Clashes between farmers, ranchers and fishermen have escalated due to water shortages on Cameroon’s northern border with Chad. Cameroonian officials said villages and markets were set on fire on Wednesday and fierce clashes forced thousands of people to flee to neighboring Chad.
A messenger sent by traditional rulers said there would be no progress and communities would be impoverished if at least 120 people in Kousseri, Cameroon’s northern border with Chad, were not at peace. He says armed conflicts only bring hunger and suffering.
The message has been broadcast several times on Cameroon’s CRTV, government-controlled radio and television in Massa, Musgum and Arabic Choua. The Massa, Musgum and Arab Choua communities live in the Logone and Chari subdivisions where Kousseri is located.
Logone and Chari government officials said the news of the peace began on Wednesday after a water dispute between farmers, ranchers and fishermen escalated into a violent conflict.
On Wednesday night, community leaders said several villages had been set on fire, farms destroyed and part of the largest market in Kuseri had been set on fire. They said more than 40 people had been killed, 70 wounded and several thousand civilians had crossed into Chad for safety. Mahamat Abba is the sultan, the traditional ruler of Kuseri.
Abba said that as head of Kousseri, he is reminding people of all communities in the shopping town that they should seek peace, solidarity and solidarity as long as they live together. He said Musgum, Arab Choua and Massa reminded their brothers and sisters that peace is priceless. He says if there is a war or an armed conflict, a city or a community cannot develop.
Abba spoke to VOA through Kusser’s WhatsApp messaging app.
Earlier this week, the Cameroonian government said clashes had broken out between herders and fishermen over water in the towns of Logone and Chari. Arab Choua ranchers are accusing Muscovite fishermen of digging holes that killed their cows, sheep and donkeys. Mousgoum fishermen dig holes to save water and hunt. Muscovite fishermen also accuse Arab Choua herders of allowing their cattle to destroy areas set aside for fishing only.
The government said that when the fighting resumed, Massa farmers accused Arab Choua farmers of allowing their cattle to destroy their plantations. Mass farmers joined Musgum fishermen to attack Arab Choua ranchers. Arab Choua is fighting it.
Midjiyawa Bakari is the governor of the Far North region of Cameroon, where Logone and Chari are located. He said he led a delegation of high-ranking government officials and the military sent to Logone and Charlie by Cameroonian President Paul Biya on Wednesday night.
According to him, Biya asked the delegation to ensure a return to peace between the communities of Massa, Musgum and Arab Choua, which are fighting, killing each other and destroying property. Bakari spoke from Kousseri via the WhatsApp messaging app.

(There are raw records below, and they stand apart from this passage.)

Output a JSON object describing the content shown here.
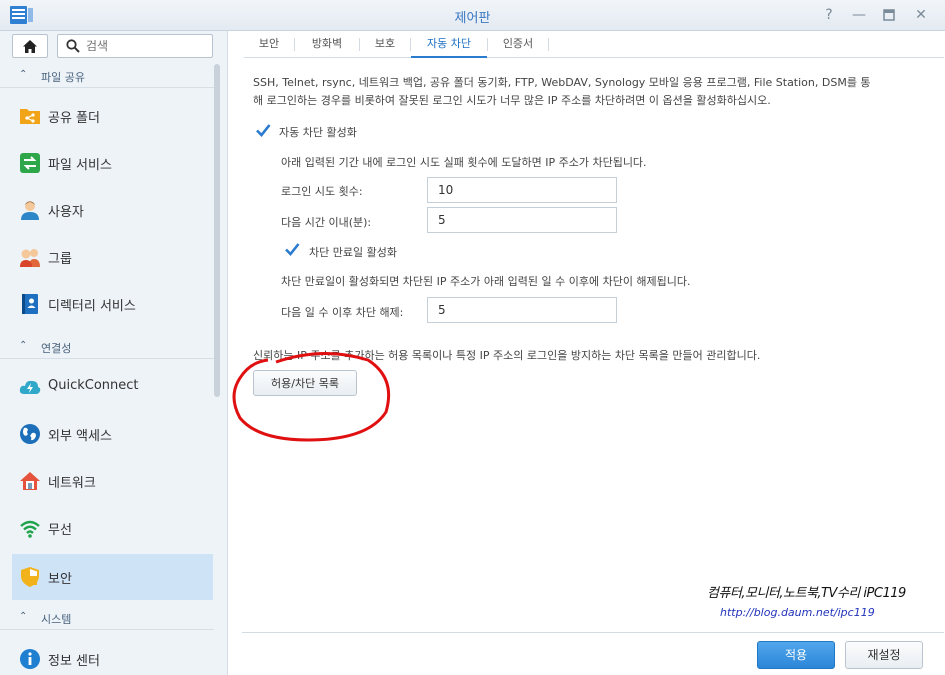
{
  "window": {
    "title": "제어판"
  },
  "sidebar": {
    "search_placeholder": "검색",
    "sections": [
      {
        "label": "파일 공유"
      },
      {
        "label": "연결성"
      },
      {
        "label": "시스템"
      }
    ],
    "items": [
      {
        "label": "공유 폴더",
        "icon": "shared-folder-icon"
      },
      {
        "label": "파일 서비스",
        "icon": "file-services-icon"
      },
      {
        "label": "사용자",
        "icon": "user-icon"
      },
      {
        "label": "그룹",
        "icon": "group-icon"
      },
      {
        "label": "디렉터리 서비스",
        "icon": "directory-service-icon"
      },
      {
        "label": "QuickConnect",
        "icon": "quickconnect-icon"
      },
      {
        "label": "외부 액세스",
        "icon": "globe-icon"
      },
      {
        "label": "네트워크",
        "icon": "network-house-icon"
      },
      {
        "label": "무선",
        "icon": "wifi-icon"
      },
      {
        "label": "보안",
        "icon": "shield-icon",
        "active": true
      },
      {
        "label": "정보 센터",
        "icon": "info-icon"
      }
    ]
  },
  "tabs": [
    {
      "label": "보안"
    },
    {
      "label": "방화벽"
    },
    {
      "label": "보호"
    },
    {
      "label": "자동 차단",
      "active": true
    },
    {
      "label": "인증서"
    }
  ],
  "auto_block": {
    "description_line1": "SSH, Telnet, rsync, 네트워크 백업, 공유 폴더 동기화, FTP, WebDAV, Synology 모바일 응용 프로그램, File Station, DSM를 통",
    "description_line2": "해 로그인하는 경우를 비롯하여 잘못된 로그인 시도가 너무 많은 IP 주소를 차단하려면 이 옵션을 활성화하십시오.",
    "enable_label": "자동 차단 활성화",
    "enable_checked": true,
    "threshold_desc": "아래 입력된 기간 내에 로그인 시도 실패 횟수에 도달하면 IP 주소가 차단됩니다.",
    "login_attempts_label": "로그인 시도 횟수:",
    "login_attempts_value": "10",
    "within_minutes_label": "다음 시간 이내(분):",
    "within_minutes_value": "5",
    "expiration_label": "차단 만료일 활성화",
    "expiration_checked": true,
    "expiration_desc": "차단 만료일이 활성화되면 차단된 IP 주소가 아래 입력된 일 수 이후에 차단이 해제됩니다.",
    "unblock_days_label": "다음 일 수 이후 차단 해제:",
    "unblock_days_value": "5",
    "list_desc": "신뢰하는 IP 주소를 추가하는 허용 목록이나 특정 IP 주소의 로그인을 방지하는 차단 목록을 만들어 관리합니다.",
    "list_button": "허용/차단 목록"
  },
  "footer": {
    "apply": "적용",
    "reset": "재설정"
  },
  "watermark": {
    "line1": "컴퓨터,모니터,노트북,TV수리 iPC119",
    "line2": "http://blog.daum.net/ipc119"
  },
  "colors": {
    "accent": "#2b7bd1",
    "active_item_bg": "#cfe3f7",
    "annotation_red": "#e01010"
  }
}
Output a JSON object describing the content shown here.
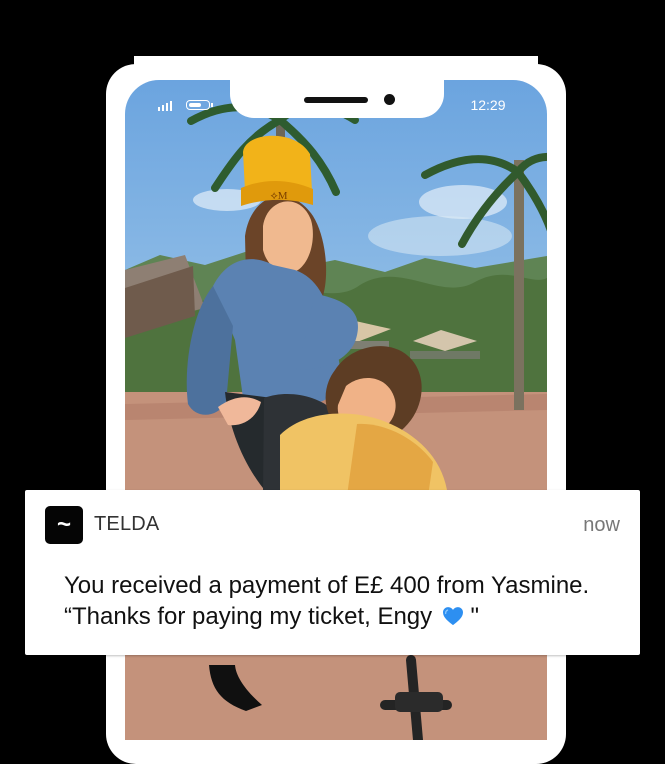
{
  "status_bar": {
    "time": "12:29",
    "signal_icon": "signal-bars-icon",
    "battery_icon": "battery-icon",
    "battery_level": 0.75
  },
  "notification": {
    "app_name": "TELDA",
    "app_icon": "tilde-icon",
    "app_icon_symbol": "~",
    "time": "now",
    "message_line_1": "You received a payment of E£ 400 from Yasmine.",
    "message_line_2": "“Thanks for paying my ticket, Engy",
    "message_end": "\"",
    "emoji_icon": "blue-heart-icon"
  },
  "colors": {
    "background": "#000000",
    "phone": "#ffffff",
    "notification_text": "#111111",
    "notification_time": "#777777",
    "heart": "#2d8ff1",
    "beanie": "#f2b319"
  }
}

Bakari said Biya wants rival teams to bury their differences and drop their weapons immediately for peace. Bakari said the conflict could upset many football fans who travel from neighboring Chad, Sudan, Niger and Libya to Cameroon via Logone and Chari for the African Football Nations Cup, which starts on January 9. He said Cameroon could not damage its reputation. At a time when the African continent is turning its attention to the central African country for AFCON.
Bakari said Cameroonians need to learn to live together and that communities should respect and value their linguistic, cultural and religious differences.
Cameroon says desertification is forcing farmers, fishermen and ranchers to move to places where they can find food and water. Many farmers, ranchers and fishermen settle along the Logone River in the Logone and Chari subdivisions to survive, leading to regular clashes.